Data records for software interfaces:
+-------+
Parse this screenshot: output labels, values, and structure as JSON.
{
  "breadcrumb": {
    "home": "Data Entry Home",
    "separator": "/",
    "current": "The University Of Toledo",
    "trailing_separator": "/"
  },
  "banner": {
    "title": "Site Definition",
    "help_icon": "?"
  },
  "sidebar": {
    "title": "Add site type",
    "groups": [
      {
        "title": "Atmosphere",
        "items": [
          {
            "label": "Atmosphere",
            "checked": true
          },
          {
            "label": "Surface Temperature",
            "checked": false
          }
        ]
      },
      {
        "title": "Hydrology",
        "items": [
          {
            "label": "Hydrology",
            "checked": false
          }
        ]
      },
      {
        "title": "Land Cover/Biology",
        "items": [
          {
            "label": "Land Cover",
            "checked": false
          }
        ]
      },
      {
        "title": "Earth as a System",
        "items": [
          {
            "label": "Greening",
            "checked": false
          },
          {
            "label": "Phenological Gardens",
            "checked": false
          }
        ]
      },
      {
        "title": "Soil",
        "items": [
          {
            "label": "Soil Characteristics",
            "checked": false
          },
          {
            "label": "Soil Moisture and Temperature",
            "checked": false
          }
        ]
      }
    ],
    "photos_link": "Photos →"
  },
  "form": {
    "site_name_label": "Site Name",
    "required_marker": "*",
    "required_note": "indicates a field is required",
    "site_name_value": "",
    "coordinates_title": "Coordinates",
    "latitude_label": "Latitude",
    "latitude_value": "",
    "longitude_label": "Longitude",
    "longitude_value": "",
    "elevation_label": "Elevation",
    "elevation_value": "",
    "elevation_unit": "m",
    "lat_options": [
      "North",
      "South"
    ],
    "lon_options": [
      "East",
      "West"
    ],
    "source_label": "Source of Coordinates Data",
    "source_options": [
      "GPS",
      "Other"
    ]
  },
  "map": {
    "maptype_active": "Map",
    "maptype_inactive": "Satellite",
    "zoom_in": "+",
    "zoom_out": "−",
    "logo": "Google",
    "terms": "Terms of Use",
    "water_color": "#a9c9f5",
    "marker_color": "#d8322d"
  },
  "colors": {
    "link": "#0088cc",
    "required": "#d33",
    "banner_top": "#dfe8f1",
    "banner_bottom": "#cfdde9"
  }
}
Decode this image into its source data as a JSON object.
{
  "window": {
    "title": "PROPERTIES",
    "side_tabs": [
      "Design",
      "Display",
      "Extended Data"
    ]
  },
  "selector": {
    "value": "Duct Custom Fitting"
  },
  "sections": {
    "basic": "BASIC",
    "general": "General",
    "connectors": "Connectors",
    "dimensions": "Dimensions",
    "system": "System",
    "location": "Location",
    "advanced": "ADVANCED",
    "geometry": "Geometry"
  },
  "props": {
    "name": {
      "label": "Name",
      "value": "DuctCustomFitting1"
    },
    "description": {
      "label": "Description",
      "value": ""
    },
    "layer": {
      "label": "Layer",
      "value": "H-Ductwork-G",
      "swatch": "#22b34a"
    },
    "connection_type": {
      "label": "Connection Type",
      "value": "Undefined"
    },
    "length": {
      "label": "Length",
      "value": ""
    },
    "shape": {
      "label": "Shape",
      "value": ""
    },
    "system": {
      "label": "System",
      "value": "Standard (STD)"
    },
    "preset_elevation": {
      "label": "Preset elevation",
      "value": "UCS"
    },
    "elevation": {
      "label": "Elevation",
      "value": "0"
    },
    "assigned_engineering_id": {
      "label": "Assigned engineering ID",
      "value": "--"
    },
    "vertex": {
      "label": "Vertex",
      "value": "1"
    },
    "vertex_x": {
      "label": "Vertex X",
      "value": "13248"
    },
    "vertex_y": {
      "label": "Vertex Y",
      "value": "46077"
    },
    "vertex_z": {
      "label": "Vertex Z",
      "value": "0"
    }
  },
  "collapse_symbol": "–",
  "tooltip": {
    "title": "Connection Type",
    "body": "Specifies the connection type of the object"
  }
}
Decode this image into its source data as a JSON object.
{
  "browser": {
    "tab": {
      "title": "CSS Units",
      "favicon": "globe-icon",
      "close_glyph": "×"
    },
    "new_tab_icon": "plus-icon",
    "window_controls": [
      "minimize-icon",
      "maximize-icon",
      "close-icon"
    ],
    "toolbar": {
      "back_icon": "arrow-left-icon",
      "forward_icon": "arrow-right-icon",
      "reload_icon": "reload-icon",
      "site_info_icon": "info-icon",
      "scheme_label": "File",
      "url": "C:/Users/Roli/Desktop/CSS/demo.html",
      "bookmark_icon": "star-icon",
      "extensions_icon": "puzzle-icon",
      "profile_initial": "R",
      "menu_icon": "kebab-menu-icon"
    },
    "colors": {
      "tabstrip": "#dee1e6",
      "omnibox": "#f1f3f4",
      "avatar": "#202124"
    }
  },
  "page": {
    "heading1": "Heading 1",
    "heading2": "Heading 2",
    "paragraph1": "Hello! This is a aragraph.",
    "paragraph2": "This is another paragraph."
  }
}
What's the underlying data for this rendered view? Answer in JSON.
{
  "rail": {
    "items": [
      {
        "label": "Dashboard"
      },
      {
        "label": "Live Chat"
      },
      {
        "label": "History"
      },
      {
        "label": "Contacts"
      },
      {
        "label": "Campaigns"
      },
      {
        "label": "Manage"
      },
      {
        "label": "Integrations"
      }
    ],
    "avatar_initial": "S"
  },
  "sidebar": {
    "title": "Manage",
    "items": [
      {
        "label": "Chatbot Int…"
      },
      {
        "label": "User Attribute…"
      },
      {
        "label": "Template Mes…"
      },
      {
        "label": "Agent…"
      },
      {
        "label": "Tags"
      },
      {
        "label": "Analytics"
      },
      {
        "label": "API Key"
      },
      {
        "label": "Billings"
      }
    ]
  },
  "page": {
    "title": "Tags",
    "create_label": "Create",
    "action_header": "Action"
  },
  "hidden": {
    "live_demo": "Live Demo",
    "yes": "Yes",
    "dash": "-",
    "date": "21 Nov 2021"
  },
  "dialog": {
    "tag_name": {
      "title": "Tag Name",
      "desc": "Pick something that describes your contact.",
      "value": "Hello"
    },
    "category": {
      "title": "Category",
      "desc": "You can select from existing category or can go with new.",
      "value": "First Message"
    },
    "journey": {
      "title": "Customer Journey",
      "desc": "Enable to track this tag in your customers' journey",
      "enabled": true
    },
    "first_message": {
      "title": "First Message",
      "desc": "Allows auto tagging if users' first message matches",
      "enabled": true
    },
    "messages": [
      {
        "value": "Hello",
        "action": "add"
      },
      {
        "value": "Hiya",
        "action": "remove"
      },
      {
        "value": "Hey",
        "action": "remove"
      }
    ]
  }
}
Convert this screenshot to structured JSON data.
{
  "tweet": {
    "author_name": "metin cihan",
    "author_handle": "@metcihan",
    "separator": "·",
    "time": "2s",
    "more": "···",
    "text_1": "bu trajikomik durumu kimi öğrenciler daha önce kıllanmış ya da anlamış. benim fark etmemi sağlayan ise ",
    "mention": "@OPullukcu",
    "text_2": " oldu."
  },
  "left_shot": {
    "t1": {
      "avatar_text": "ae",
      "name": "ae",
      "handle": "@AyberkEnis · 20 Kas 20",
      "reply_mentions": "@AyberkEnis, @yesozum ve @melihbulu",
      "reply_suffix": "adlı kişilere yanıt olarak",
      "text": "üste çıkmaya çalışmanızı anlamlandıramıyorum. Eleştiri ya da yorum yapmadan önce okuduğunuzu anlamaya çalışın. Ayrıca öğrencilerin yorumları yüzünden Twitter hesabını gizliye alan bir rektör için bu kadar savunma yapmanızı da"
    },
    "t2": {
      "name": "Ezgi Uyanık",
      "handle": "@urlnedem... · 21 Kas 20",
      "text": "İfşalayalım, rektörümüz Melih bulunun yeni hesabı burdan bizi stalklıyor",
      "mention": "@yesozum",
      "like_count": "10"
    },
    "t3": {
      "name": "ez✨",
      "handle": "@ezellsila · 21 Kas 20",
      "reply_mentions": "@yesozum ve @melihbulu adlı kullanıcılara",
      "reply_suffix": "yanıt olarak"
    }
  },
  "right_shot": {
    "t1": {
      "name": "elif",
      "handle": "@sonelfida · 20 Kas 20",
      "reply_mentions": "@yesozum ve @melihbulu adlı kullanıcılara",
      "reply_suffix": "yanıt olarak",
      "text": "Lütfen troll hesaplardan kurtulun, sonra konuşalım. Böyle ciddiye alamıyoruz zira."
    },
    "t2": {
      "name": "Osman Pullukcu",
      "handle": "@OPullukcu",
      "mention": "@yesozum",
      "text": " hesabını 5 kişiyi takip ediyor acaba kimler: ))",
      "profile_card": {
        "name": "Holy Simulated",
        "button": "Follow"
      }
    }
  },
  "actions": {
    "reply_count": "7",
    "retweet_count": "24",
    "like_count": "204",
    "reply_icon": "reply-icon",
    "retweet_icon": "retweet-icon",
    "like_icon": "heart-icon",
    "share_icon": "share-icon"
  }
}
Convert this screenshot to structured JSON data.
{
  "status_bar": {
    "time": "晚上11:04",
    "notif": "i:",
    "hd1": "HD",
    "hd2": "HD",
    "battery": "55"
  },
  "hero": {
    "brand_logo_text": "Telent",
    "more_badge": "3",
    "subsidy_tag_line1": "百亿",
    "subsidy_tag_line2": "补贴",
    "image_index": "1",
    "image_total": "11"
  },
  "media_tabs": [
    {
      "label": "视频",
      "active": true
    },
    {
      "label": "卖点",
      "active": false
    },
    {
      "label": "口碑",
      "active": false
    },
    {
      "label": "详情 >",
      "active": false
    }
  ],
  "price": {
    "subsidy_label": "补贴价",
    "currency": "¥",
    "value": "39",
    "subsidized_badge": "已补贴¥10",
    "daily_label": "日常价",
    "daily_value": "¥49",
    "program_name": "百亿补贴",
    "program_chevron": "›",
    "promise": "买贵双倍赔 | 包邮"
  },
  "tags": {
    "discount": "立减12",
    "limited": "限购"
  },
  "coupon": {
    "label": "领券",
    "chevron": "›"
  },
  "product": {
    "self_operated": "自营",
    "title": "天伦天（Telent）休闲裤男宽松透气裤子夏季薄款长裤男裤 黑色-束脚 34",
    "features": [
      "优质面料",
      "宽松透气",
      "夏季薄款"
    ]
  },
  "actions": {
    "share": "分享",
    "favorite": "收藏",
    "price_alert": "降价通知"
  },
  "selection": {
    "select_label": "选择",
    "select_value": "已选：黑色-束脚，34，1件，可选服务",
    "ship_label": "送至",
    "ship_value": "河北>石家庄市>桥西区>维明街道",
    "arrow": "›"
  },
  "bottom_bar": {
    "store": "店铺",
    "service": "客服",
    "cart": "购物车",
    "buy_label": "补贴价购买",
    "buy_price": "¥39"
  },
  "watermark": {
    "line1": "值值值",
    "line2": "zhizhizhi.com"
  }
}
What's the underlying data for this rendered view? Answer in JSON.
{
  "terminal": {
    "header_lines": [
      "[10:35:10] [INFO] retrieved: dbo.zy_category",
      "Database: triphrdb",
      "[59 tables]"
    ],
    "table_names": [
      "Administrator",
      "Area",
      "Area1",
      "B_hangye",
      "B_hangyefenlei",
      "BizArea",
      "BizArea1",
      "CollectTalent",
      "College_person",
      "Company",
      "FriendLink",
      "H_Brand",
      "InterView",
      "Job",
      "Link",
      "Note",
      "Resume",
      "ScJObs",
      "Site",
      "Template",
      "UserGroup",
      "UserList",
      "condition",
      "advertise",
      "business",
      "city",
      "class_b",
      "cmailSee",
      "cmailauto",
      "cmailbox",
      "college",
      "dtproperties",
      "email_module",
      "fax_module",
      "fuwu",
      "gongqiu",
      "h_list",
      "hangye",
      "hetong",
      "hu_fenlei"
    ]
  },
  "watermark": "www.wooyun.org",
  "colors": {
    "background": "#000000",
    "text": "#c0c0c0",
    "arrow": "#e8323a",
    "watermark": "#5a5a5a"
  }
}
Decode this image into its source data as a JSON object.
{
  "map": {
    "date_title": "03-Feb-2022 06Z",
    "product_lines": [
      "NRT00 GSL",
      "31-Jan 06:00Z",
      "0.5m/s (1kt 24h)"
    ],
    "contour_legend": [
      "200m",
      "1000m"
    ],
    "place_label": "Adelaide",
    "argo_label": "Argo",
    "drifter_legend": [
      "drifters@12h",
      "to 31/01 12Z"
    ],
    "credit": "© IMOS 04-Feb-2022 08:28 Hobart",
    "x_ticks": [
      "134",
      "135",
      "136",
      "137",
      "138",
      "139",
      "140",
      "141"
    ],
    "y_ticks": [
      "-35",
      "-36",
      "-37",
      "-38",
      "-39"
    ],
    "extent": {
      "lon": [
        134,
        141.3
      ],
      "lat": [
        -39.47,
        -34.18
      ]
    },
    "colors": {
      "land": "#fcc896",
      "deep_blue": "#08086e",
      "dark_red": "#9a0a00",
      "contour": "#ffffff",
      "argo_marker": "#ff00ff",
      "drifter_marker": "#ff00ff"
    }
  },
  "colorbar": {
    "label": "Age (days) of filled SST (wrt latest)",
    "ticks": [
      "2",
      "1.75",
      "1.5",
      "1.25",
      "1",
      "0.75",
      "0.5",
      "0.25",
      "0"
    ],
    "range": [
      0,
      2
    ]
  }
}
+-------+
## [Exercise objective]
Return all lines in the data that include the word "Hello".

## [Answer to this problem]
    "paragraph1": "Hello! This is a aragraph.",
      "value": "Hello"
        "value": "Hello",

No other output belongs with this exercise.